>>>

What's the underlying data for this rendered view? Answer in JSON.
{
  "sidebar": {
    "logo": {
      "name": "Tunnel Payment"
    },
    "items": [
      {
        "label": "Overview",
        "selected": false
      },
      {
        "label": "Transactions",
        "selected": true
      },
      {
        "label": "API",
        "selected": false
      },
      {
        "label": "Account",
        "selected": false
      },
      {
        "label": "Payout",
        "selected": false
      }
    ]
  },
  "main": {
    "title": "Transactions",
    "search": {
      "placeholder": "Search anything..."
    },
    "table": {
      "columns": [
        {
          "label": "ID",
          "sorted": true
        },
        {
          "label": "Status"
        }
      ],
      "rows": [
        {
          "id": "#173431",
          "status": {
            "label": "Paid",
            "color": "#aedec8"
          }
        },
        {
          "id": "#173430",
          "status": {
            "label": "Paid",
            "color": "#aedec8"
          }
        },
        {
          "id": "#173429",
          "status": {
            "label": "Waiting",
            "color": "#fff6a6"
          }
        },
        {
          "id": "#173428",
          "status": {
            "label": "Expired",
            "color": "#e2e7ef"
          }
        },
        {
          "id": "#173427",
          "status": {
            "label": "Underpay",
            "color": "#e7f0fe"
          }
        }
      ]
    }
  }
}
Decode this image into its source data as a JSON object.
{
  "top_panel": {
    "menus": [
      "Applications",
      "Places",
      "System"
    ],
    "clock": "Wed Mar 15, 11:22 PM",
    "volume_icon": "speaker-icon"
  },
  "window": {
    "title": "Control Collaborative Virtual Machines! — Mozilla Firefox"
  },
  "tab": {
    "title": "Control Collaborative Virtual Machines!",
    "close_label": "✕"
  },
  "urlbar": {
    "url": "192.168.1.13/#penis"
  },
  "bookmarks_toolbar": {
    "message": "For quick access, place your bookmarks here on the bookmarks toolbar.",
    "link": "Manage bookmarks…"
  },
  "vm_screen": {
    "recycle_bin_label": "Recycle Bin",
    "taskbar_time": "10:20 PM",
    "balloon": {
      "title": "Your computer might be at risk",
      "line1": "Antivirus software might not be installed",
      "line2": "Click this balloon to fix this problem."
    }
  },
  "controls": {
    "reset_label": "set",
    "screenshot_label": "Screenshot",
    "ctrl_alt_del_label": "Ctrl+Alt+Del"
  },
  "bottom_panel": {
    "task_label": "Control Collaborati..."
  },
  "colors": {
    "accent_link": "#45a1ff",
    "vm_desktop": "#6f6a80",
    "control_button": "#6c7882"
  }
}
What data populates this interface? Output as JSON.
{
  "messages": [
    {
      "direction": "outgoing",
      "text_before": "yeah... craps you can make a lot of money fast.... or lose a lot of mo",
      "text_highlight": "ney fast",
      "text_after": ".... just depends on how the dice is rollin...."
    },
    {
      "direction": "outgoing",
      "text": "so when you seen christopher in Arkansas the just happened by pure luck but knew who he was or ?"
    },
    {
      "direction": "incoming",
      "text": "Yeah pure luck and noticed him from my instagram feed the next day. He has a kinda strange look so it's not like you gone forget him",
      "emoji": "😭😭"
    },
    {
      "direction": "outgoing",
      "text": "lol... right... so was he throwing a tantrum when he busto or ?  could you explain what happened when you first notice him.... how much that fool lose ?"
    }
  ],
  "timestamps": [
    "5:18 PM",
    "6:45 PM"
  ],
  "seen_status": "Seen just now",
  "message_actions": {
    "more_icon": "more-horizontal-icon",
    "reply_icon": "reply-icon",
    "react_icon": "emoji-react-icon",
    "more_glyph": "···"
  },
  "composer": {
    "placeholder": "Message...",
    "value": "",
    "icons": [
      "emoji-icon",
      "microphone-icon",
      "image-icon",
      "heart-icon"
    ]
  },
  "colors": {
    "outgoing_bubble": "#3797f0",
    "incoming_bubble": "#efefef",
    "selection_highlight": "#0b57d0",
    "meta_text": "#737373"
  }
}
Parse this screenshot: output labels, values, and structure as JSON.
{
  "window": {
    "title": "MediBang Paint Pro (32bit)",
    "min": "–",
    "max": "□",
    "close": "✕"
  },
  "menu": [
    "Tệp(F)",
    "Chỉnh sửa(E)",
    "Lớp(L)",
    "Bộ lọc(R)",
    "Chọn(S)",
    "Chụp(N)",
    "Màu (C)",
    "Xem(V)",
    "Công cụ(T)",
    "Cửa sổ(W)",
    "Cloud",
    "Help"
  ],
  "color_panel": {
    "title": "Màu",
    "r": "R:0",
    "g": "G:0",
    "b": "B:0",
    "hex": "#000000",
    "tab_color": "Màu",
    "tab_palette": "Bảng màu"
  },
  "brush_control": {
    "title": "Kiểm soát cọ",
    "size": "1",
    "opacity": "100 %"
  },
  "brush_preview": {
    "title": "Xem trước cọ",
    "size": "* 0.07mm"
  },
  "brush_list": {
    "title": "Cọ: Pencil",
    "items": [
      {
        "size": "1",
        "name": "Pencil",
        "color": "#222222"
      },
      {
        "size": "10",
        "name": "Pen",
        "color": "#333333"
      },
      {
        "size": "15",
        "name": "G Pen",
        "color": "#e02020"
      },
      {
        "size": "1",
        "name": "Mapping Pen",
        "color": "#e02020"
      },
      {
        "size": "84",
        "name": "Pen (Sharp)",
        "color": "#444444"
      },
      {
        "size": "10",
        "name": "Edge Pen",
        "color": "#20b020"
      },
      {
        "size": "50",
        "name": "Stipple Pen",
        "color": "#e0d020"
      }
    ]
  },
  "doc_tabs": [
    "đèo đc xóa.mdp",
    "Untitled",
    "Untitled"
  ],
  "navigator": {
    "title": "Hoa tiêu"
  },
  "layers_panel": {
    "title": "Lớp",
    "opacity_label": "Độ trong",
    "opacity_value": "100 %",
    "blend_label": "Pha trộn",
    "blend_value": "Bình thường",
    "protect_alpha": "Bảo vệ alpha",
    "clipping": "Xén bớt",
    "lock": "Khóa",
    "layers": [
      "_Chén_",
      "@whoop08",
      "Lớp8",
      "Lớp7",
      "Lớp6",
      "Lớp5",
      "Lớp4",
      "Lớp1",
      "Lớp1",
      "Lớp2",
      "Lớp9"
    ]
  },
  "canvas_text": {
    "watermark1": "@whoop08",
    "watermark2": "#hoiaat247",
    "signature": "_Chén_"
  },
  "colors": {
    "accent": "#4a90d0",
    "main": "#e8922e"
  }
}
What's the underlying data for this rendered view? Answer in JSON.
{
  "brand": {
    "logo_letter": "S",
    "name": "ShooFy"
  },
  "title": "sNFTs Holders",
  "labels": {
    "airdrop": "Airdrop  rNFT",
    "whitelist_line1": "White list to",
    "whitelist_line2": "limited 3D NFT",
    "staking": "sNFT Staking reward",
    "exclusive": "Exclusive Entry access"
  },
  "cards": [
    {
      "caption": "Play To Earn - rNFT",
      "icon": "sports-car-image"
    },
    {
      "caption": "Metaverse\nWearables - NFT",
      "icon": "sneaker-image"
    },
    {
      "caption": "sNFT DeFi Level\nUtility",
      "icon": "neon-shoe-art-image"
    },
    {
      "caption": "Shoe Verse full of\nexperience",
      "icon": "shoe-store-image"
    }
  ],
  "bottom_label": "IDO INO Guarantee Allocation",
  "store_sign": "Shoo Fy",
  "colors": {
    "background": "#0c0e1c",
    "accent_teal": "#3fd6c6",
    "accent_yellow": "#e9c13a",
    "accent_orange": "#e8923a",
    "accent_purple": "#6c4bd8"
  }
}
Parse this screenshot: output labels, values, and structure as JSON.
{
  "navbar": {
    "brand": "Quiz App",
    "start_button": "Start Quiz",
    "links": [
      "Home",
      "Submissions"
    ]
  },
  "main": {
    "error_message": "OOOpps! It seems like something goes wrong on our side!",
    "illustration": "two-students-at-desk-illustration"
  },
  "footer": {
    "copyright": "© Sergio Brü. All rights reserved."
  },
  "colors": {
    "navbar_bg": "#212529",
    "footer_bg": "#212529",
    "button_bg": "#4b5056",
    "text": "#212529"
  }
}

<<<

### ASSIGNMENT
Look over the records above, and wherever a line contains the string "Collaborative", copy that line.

### EXERCISE RESULT
    "title": "Control Collaborative Virtual Machines! — Mozilla Firefox"
    "title": "Control Collaborative Virtual Machines!",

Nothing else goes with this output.